Prius is a fantastic car, no doubt, but it did not quite squeeze in the same theatrical effect as Supra has.

Reason 2, No Real Amazing Changes To Prius Happened
Apple car play, cool. AWD-e, super. 55+ MPG, even better. 0 to 60 in how long? Prius is not a sports car, and while it is a moderately fun daily driving car, it is nothing special anymore. The market has been saturated with hybrids now, and that has only made Prius become like every other car. Normal. Even though it created that normal. This will also make the Tesla models normal in a few years as well.

Prius has recently gone into the 4th generation, now has apple car play and available all-wheel drive, but that is it. There has not been anything other than that to make Prius standout. It is just the hybrid that started it all. Plain and simple as always.

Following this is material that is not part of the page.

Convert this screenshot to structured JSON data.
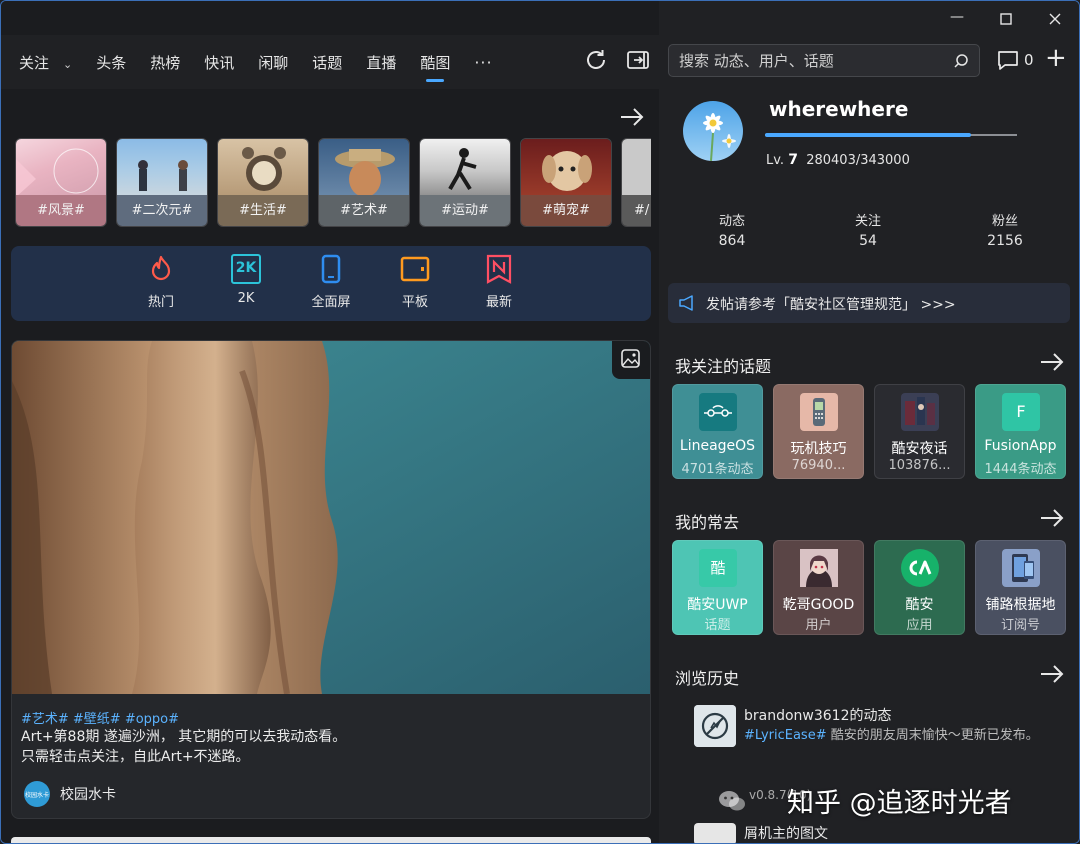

Reason 3, SEMA Is A Special Kind Of Show
There have been some beautiful cars that have rolled through the trade show floor at SEMA. The Hellcat Prius which debuted in 2017 was way more than a hybrid. It was a Toyota Prius fitted with a 1000 hp Hellcat V8. Just about the complete opposite of what Prius is meant to be.

2017 Toyota Prius Hellcat SEMA Show Las Vegas

A regular everyday average, Prius is not going to make the waves as this Hellcat Prius did. That is because SEMA focused on the performance and aftermarket aspects of the automotive industry. Another nail in the coffin that kept Prius from being at the show.

I like Prius, I currently own two of them, and will be downsizing there shortly back to one. I think the world of this car when it comes to how it has changed the world. I fully plan on, at some point, making a performance Prius and putting it in the SEMA show.

I hope to open up the market to parts that can make Prius and other hybrids attractive to people who are seeking new technology that will bridge the gap between the old and the new. Hybrid cars are still "new," especially to the old-time hot rodders who laugh every time they see one.

Changes are here; the aftermarket needs to adopt them in more. I think that Prius will be at future shows for sure, and completely tricked out.

Thank you for reading, be sure to check out my other article. 1 Annoying Thing My Toyota Prius Does That I Wish It Did Not.

Also Watch New tech means more MPG from your Toyota Prius and Click to Subscribe to Torque News Youtube Channel for Daily Toyota Prius and Automotive News.

Peter Neilson is an automotive consultant specializing in electric cars and hybrid battery technologies. He holds a Bachelor of Science in Automotive Service Technology from Weber State University. Peter is also an Instructor of Automotive Technology at Columbia Basin College. Peter can be reached on Linkedin and you can tweet him at The_hybrid_guy on Twitter. Find his page on Facebook at Certified Auto Consulting


Bob Foss (not verified)    April 19, 2020 - 7:55PM

Interesting article. Half my relatives have Prius and I'm the only one driving a "green" car, a Chevy Bolt. If Prius becomes more environmentally conscious, I think, like perhaps moving toward EV implementation, they could do better. As you know, Toyota is moving toward electrification as is GM and they both will move to better batteries than the nickel-metal hydride Toyota still uses in some 2020 models, as well as the lithium-ions. Toyota is just slow I think in moving forward. My dilemma is my lease expires soon on the Bolt (leasing an EV is better than buying). I hate to get an EV with the new battery system coming out in a couple of years, so I may buy but may have to go backward (2021 RAV 4 Prime. plug in)...or even more basic...a hybrid like Prius, RAV 4, or Honda CRV hybrid. But while Prius is no longer what people want to be "green" it is a good start for people too afraid to go electric I think. Of course, I am retired so the roughly 300 miles per charge on my Bolt lasts me several days. If I put several hundred miles a day on a car, I'd have a gas car...or a Prius. Interestingly, GM told me they ditched their Volt (a PHEV) because they realized gas cars are not the future, and they're concentrating on EVs. Thanks for the good article. If Prius improves for the fifth generation, I may consider going backwards from where I am.